When he leaves the Bundesliga club at the end of the season it will be with memories in abundance having led Dortmund through one of the most successful periods in its history.
"I always said in that moment where I believe I am not the perfect coach anymore for this extraordinary club, I will say so," Klopp told reporters as he confirmed his decision to step down. "I believe this is the right decision at the right time.
Against the riches of Bayern Munich, Klopp twice led a club that had previously been on the brink of bankruptcy to back-to-back league titles in a seven-year tenure and a Champions League final in which it agonizingly lost 2-1 to the Bavarian club.
Dortmund were twice league runners-up under his stewardship, twice won the Supercup and proved victorious in the German Cup in 2012.
But his tenure in German football will be remembered as much for his footballing successes as an approach to the game that was both passionate and personable.
While still playing the game -- his entire playing days were spent in German football's second tier with Mainz 05 -- he did a diploma in sports science with his thesis on the subject of walking.
His soundbites have made him popular not just with the Dortmund faithful but the wider footballing public.
When asked about Arsene Wenger and Arsenal, he said: "He likes having the ball, playing football, passes... it's like an orchestra. But it's a silent song, yeah? I like heavy metal!"
A large-than-life figure on the touchlines -- you only need to see his reaction to an official during a European game against Napoli that became an internet sensation to see that -- he even had a song penned in his honor in 2011 entitled "I want to be more like Jurgen Klopp."
His decision to call time on his Dortmund spell will inevitably see Klopp linked with Europe's top clubs given his coaching pedigree.

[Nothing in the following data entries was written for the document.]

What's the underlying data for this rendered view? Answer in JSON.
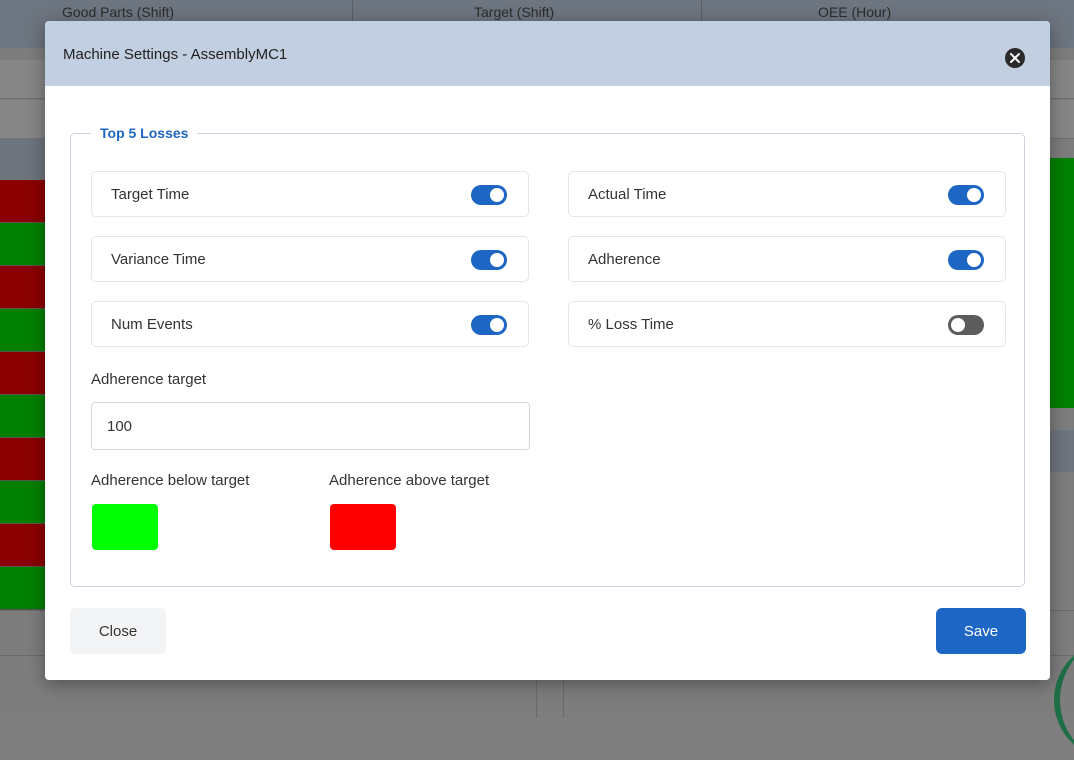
{
  "background": {
    "header_cells": [
      "Good Parts (Shift)",
      "Target (Shift)",
      "OEE (Hour)"
    ],
    "strip_colors": [
      "#8b0000",
      "#008000",
      "#8b0000",
      "#008000",
      "#8b0000",
      "#008000",
      "#8b0000",
      "#008000",
      "#8b0000",
      "#008000"
    ]
  },
  "modal": {
    "title": "Machine Settings - AssemblyMC1",
    "close_icon": "close-circle-icon",
    "section_legend": "Top 5 Losses",
    "toggles": [
      {
        "label": "Target Time",
        "on": true
      },
      {
        "label": "Actual Time",
        "on": true
      },
      {
        "label": "Variance Time",
        "on": true
      },
      {
        "label": "Adherence",
        "on": true
      },
      {
        "label": "Num Events",
        "on": true
      },
      {
        "label": "% Loss Time",
        "on": false
      }
    ],
    "adherence_target": {
      "label": "Adherence target",
      "value": "100"
    },
    "below_target": {
      "label": "Adherence below target",
      "color": "#00ff00"
    },
    "above_target": {
      "label": "Adherence above target",
      "color": "#ff0000"
    },
    "close_label": "Close",
    "save_label": "Save"
  },
  "colors": {
    "accent": "#1d66c4",
    "header_bg": "#c2cfe1",
    "legend": "#1f66c1"
  }
}
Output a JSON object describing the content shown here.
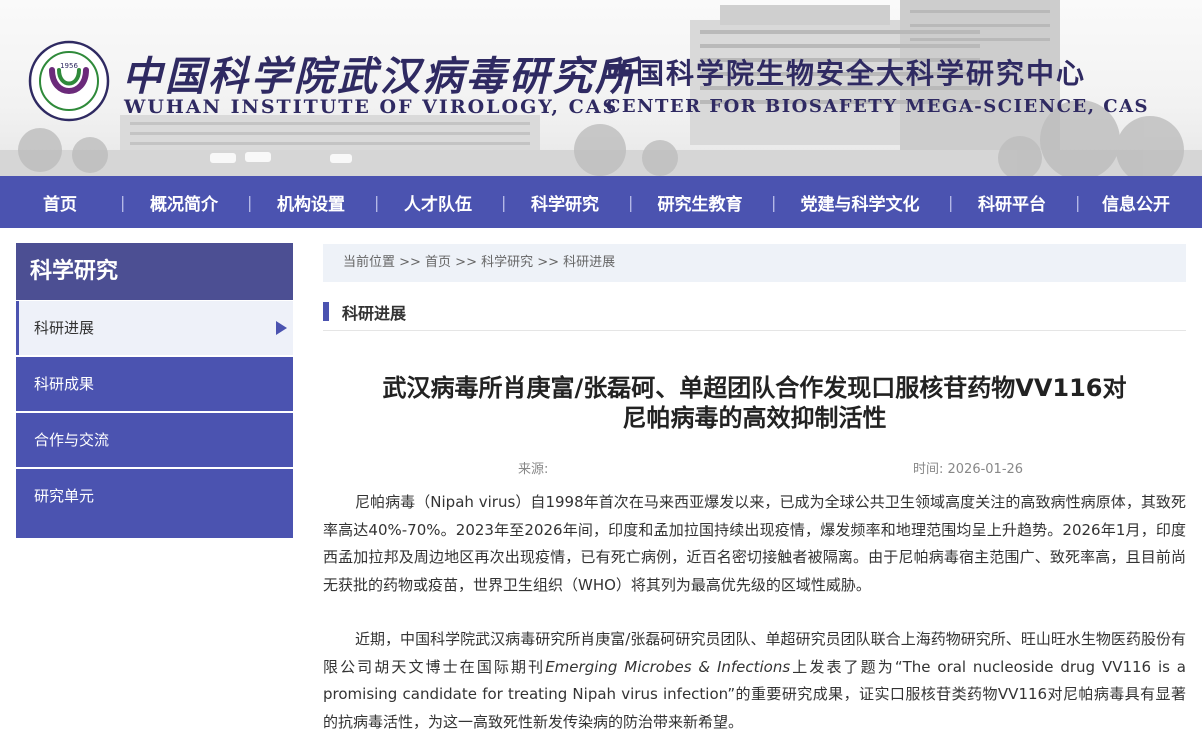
{
  "header": {
    "institute_cn": "中国科学院武汉病毒研究所",
    "institute_en": "WUHAN INSTITUTE OF VIROLOGY, CAS",
    "center_cn": "中国科学院生物安全大科学研究中心",
    "center_en": "CENTER FOR BIOSAFETY MEGA-SCIENCE, CAS",
    "logo_year": "1956"
  },
  "nav": {
    "items": [
      {
        "label": "首页"
      },
      {
        "label": "概况简介"
      },
      {
        "label": "机构设置"
      },
      {
        "label": "人才队伍"
      },
      {
        "label": "科学研究"
      },
      {
        "label": "研究生教育"
      },
      {
        "label": "党建与科学文化"
      },
      {
        "label": "科研平台"
      },
      {
        "label": "信息公开"
      }
    ]
  },
  "sidebar": {
    "title": "科学研究",
    "items": [
      {
        "label": "科研进展"
      },
      {
        "label": "科研成果"
      },
      {
        "label": "合作与交流"
      },
      {
        "label": "研究单元"
      }
    ]
  },
  "breadcrumb": {
    "text": "当前位置 >>  首页 >> 科学研究 >> 科研进展"
  },
  "section": {
    "title": "科研进展"
  },
  "article": {
    "title_line1": "武汉病毒所肖庚富/张磊砢、单超团队合作发现口服核苷药物VV116对",
    "title_line2": "尼帕病毒的高效抑制活性",
    "source_label": "来源:",
    "time_label": "时间: 2026-01-26",
    "p1": "尼帕病毒（Nipah virus）自1998年首次在马来西亚爆发以来，已成为全球公共卫生领域高度关注的高致病性病原体，其致死率高达40%-70%。2023年至2026年间，印度和孟加拉国持续出现疫情，爆发频率和地理范围均呈上升趋势。2026年1月，印度西孟加拉邦及周边地区再次出现疫情，已有死亡病例，近百名密切接触者被隔离。由于尼帕病毒宿主范围广、致死率高，且目前尚无获批的药物或疫苗，世界卫生组织（WHO）将其列为最高优先级的区域性威胁。",
    "p2_a": "近期，中国科学院武汉病毒研究所肖庚富/张磊砢研究员团队、单超研究员团队联合上海药物研究所、旺山旺水生物医药股份有限公司胡天文博士在国际期刊",
    "p2_journal": "Emerging Microbes & Infections",
    "p2_b": "上发表了题为“The oral nucleoside drug VV116 is a promising candidate for treating Nipah virus infection”的重要研究成果，证实口服核苷类药物VV116对尼帕病毒具有显著的抗病毒活性，为这一高致死性新发传染病的防治带来新希望。"
  }
}
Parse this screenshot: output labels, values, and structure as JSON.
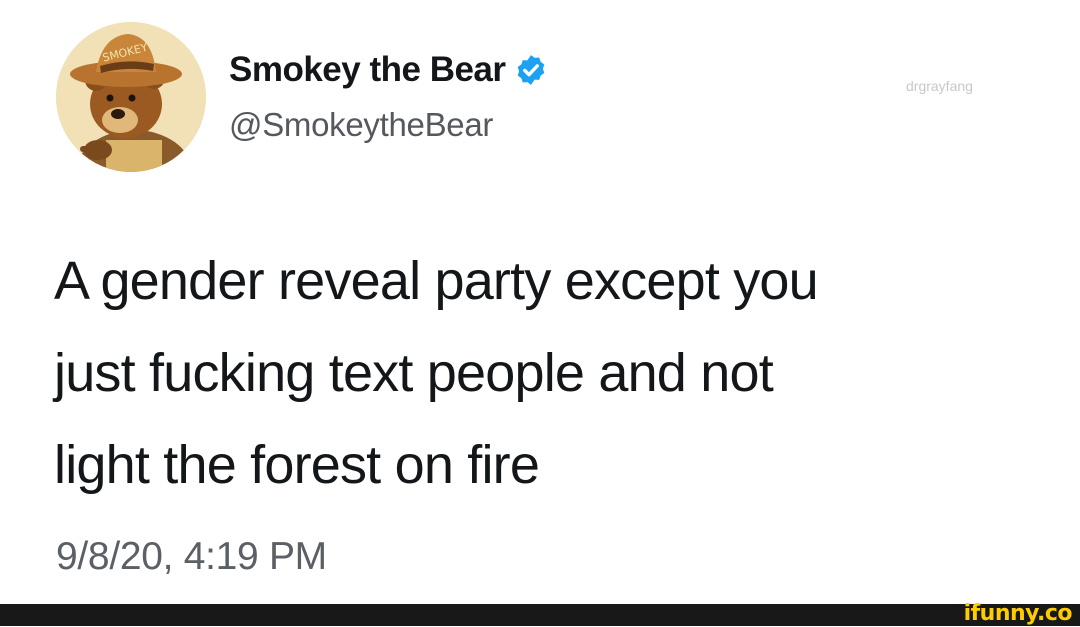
{
  "tweet": {
    "display_name": "Smokey the Bear",
    "handle": "@SmokeytheBear",
    "verified": true,
    "avatar_hat_text": "SMOKEY",
    "text": "A gender reveal party except you just fucking text people and not light the forest on fire",
    "text_lines": [
      "A gender reveal party except you",
      "just fucking text people and not",
      "light the forest on fire"
    ],
    "timestamp": "9/8/20, 4:19 PM"
  },
  "watermark": "drgrayfang",
  "footer": {
    "logo": "ifunny.co",
    "accent_color": "#ffcc00"
  },
  "colors": {
    "verified_badge": "#1da1f2",
    "text": "#14171a",
    "secondary_text": "#5b6066"
  }
}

"I have not had any contact with any other clubs, nor have I any plans to take a sabbatical," said the 47-year-old German.
"I just wanted to make my decision known now so that the club can plan for the future."
He might have become a cultural phenomenon, but Klopp became a footballing phenomenon too.
He landed the role at Dortmund originally after a successful spell in management for Mainz, in which he got it into the Bundesliga albeit briefly, on a duel approach of blooding young players but playing an exciting, attacking brand of football.
Dortmund's decision was rewarded with a Bundesliga title in 2011 followed by a successful defense the following season -- winning a league record 25 matches and ending the campaign with 81 points, the greatest total at that time.
The following two seasons ended with a runners-up spot in the league but a remarkable run to the Champions League final in 2013.
Initially given little hope of proceeding from a "Group of Death" that included Real Madrid, Manchester City and Ajax, Dortmund did not lose a match in its group and ousted Jose Mourinho's Real in the semifinal.
But Dortmund ultimately lost 2-1 to Bayern in the final courtesy of a winner by Arjen Robben two minutes from time.
His success on a relatively meager budget brought the attention of a whole host of clubs. It is thought Manchester City sounded him out before approaching Manuel Pellegrini and, with the Chilean under fire, Klopp has once more been linked to the post.
But Klopp turned down all overtures signing a new deal in 2013 to tie him to Dortmund until 2018.
Explaining that at the time: "It's an honor that some big clubs rate my work at Dortmund but I'm not the type who wonders whether the grass is greener elsewhere."
This season has been a rarity for Klopp in that the team found itself on the back foot -- at times at the very foot of the Bundesliga -- before Klopp steadied the ship to leave it in the 10th place they currently occupy.
In Europe, Dortmund initially fared better. The team coasted through their Champions League qualifying group only be totally outplayed over two legs by Juventus in the round of 16.
Real is seen as another potential destination for him next season while he has previously been linked to Liverpool and Arsenal. Klopp, though, has yet to declare his hand.
As a manager, he has repeatedly been quick to downplay his role in Dortmund's strong domestic and European showing, instead being self-deprecating to a tee of his abilities both on and off the field of play.
Of his DIY skills, he once said: "You'd be waiting 30 or 40 years for me to build a table. I have more than two left hands."
Read: Borussia Dortmund's Footbonaut